If the swipe fee reform plays out as proposed, consumers can expect to pay higher fees for checking accounts and related services, like accessing checking histories and other online services. Consumers can also expect free checking accounts and debit rewards cards to quickly become a thing of the past. More alarmingly, to combat the fee cap, banks have threatened to place daily limits of $100 on debit transactions. For example, if you're accustomed to spending $100 or more at the grocery store, you may need to start thinking about alternative ways to complete your checkout.

But if banks and their customers are the losers in this war, merchants and their customers may be the winners. Merchants may start offering discounts depending on what brand of credit card you use (Discover card typically charges lower interchange fees) or based on your form of payment. If you're paying with cash you might expect up to a 3% discount on your purchase.

The Investing Answer: In the end, it's not certain how swipe reform will affect how we use and pay for debit card transactions. But the hidden fees that have been slowly driving up the costs of goods and services for the past decade have finally come into the light. Now it's up to the lawmakers to decide if big banking continues to benefit, or if the consumers and merchants can get a break from hidden interchange fees.

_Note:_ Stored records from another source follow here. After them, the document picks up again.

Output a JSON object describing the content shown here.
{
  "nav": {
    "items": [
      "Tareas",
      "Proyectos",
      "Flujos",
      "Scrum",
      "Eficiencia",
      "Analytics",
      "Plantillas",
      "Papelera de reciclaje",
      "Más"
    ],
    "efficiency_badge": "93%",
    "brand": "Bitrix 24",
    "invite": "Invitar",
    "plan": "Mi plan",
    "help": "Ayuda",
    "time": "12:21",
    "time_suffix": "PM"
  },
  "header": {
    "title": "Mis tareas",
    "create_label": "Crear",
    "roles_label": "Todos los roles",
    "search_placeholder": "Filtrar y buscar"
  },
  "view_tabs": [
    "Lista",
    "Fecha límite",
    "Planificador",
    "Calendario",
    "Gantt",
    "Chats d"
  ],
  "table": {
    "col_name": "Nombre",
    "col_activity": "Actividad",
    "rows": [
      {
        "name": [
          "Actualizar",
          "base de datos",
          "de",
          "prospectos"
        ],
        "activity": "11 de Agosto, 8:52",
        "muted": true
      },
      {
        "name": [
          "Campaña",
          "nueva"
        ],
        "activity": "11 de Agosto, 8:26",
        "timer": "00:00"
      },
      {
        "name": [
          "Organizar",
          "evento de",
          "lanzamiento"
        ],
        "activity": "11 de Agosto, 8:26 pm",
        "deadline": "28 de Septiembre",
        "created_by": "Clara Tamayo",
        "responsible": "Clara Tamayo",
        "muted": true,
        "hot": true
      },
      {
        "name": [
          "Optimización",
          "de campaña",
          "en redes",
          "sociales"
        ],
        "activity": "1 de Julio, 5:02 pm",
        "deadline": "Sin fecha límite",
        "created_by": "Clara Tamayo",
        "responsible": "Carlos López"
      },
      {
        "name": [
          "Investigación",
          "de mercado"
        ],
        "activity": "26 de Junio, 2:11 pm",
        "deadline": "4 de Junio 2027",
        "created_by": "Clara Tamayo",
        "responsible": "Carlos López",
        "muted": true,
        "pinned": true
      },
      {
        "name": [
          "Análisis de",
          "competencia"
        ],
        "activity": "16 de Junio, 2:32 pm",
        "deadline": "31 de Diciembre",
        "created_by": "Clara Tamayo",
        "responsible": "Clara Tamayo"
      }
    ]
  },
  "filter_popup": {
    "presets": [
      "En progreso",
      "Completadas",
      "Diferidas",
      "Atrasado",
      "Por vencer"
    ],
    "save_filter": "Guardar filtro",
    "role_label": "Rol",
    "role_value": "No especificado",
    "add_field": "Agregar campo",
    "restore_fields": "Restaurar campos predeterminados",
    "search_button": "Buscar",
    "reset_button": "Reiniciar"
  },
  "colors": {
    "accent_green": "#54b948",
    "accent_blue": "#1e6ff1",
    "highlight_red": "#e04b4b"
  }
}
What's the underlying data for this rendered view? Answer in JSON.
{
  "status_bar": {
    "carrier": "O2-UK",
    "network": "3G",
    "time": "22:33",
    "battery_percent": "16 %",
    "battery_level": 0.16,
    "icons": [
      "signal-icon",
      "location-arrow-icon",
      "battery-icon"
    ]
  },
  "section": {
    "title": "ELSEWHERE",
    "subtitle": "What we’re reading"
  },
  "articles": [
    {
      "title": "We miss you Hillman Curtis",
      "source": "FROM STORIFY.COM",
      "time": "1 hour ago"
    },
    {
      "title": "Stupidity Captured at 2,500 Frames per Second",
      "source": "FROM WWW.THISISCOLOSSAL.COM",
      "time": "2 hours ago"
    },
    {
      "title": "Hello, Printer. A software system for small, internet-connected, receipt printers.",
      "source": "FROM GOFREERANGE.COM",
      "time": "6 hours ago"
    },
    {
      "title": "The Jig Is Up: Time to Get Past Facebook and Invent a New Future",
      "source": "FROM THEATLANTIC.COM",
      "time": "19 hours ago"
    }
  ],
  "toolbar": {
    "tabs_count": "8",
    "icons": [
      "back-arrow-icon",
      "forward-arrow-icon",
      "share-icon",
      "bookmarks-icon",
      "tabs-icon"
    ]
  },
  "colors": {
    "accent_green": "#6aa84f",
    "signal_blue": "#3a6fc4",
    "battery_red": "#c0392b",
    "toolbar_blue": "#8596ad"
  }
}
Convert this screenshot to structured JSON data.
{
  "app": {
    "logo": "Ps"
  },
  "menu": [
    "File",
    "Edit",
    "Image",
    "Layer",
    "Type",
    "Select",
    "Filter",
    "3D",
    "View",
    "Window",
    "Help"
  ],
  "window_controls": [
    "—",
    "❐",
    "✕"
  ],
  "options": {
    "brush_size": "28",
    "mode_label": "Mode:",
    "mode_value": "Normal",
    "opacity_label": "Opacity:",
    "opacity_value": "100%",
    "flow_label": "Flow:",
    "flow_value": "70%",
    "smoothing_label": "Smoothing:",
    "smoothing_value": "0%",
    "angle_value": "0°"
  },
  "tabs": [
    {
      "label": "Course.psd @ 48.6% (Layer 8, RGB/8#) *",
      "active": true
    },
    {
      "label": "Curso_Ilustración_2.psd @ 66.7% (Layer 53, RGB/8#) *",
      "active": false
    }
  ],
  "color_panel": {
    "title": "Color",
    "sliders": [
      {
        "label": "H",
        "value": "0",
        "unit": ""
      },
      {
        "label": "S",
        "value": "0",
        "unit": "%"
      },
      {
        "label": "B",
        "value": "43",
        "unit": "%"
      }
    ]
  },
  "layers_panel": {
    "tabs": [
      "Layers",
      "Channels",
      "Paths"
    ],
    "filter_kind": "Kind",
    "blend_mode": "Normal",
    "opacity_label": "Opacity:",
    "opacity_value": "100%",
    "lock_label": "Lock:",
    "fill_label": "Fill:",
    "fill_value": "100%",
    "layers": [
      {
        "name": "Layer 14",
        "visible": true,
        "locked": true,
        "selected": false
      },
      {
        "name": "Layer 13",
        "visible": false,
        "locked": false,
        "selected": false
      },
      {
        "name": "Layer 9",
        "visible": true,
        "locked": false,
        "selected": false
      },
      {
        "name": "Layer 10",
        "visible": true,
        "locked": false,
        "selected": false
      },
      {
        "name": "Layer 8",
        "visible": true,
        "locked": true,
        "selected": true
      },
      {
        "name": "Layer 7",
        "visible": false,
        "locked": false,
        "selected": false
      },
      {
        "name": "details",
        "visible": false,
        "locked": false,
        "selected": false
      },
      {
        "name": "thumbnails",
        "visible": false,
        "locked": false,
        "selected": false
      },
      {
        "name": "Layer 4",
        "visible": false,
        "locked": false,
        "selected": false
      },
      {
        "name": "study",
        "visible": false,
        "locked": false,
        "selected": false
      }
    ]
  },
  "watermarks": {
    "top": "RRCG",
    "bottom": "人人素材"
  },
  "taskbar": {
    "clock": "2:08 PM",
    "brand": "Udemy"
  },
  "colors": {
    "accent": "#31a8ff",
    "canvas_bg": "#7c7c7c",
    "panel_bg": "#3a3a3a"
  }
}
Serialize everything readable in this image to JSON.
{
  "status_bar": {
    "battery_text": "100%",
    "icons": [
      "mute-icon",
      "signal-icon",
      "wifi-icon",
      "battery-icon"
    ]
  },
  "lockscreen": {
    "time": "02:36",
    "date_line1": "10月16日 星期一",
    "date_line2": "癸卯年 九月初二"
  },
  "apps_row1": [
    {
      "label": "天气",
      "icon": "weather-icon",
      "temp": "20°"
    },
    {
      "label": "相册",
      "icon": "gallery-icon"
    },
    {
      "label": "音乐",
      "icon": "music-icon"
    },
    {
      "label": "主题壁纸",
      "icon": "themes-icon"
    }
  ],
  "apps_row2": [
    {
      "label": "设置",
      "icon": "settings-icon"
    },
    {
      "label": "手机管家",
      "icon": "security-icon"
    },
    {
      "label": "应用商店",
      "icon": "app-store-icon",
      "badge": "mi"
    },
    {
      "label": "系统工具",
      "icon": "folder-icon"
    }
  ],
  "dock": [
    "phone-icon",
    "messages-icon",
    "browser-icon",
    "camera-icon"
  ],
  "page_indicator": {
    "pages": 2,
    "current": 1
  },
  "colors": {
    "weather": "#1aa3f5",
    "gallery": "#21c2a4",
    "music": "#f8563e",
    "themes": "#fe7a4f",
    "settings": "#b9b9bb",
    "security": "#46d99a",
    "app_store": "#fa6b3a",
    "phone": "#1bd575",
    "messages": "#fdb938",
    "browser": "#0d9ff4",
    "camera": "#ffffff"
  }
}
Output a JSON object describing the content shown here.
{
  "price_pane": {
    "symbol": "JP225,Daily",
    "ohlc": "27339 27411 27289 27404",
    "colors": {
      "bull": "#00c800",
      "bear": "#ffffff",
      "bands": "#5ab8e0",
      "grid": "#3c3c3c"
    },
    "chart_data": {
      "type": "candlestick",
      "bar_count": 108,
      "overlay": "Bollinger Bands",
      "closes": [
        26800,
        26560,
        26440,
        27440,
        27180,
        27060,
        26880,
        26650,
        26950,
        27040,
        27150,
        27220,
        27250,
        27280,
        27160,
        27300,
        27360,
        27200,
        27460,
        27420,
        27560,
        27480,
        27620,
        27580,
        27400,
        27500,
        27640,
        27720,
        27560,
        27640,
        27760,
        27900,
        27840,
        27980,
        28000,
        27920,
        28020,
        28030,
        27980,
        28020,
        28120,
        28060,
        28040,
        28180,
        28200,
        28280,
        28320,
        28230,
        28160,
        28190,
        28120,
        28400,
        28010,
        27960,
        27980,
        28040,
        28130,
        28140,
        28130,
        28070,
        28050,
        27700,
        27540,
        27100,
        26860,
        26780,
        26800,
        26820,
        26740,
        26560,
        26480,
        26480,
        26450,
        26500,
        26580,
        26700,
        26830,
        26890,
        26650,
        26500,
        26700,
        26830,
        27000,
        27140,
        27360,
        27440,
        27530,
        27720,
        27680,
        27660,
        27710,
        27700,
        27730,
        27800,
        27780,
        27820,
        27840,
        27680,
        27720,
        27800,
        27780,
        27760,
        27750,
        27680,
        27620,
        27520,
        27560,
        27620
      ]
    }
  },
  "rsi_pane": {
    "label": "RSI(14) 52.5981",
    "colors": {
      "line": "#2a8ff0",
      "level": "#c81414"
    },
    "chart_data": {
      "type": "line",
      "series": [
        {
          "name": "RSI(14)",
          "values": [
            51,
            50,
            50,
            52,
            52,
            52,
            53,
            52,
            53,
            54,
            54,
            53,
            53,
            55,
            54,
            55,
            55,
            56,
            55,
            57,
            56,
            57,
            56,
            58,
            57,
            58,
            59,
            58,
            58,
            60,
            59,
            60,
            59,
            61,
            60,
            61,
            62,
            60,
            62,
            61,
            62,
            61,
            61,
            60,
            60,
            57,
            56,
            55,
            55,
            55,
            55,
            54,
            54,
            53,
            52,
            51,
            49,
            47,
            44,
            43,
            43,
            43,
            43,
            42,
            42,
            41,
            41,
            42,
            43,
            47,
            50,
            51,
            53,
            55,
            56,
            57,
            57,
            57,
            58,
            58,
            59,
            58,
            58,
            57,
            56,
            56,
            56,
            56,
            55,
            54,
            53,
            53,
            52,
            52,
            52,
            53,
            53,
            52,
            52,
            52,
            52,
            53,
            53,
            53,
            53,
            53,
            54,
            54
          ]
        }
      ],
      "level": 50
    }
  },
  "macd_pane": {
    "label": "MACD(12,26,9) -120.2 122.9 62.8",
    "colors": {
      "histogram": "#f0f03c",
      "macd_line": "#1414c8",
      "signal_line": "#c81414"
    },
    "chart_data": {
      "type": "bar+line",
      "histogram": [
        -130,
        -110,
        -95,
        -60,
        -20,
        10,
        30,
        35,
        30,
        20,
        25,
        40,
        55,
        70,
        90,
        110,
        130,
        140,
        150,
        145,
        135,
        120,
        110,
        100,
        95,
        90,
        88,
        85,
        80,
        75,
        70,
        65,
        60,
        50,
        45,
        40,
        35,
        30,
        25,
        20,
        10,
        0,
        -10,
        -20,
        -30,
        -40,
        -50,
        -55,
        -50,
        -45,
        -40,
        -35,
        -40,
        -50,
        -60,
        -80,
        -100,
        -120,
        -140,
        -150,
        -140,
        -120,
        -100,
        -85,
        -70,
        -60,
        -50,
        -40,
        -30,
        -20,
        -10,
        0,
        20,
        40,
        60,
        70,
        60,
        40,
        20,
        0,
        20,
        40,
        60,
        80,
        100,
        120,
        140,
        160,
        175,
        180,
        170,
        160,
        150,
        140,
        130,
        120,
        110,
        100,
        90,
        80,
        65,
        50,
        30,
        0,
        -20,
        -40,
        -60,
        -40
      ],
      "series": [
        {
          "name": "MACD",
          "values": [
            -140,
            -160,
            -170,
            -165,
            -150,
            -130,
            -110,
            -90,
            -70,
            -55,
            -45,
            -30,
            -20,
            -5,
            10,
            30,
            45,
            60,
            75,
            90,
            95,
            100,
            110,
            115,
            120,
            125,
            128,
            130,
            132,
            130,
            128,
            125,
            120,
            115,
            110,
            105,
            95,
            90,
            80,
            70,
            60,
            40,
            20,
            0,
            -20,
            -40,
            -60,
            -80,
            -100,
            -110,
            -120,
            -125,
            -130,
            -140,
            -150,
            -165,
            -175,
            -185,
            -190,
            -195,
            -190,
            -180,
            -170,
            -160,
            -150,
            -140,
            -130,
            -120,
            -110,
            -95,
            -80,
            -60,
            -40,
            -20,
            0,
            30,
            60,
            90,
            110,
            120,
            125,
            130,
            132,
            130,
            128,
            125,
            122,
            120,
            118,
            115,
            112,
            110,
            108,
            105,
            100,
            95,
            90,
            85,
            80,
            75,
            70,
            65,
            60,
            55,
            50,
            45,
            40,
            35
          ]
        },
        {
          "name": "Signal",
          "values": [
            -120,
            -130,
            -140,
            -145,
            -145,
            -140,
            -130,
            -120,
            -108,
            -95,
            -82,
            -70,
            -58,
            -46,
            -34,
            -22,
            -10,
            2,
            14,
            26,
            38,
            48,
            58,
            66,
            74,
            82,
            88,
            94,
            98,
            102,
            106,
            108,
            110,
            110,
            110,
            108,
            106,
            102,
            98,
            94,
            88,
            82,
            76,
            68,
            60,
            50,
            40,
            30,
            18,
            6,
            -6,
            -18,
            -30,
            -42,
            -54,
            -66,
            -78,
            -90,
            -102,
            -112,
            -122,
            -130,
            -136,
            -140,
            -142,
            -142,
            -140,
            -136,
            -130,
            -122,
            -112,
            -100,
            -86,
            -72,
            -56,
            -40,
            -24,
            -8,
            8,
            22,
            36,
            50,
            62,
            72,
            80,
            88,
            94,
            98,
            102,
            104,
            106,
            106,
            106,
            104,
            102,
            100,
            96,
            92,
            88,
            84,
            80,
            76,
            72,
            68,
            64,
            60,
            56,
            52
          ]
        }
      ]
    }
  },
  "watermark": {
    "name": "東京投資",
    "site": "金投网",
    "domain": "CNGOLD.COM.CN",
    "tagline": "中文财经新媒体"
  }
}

To learn more about interchange fees and swipe fee reform, visit these sites:
www.privacyrights.org
www.fightswipefees.com
www.nacsonline.com

Photo compliments of pongky.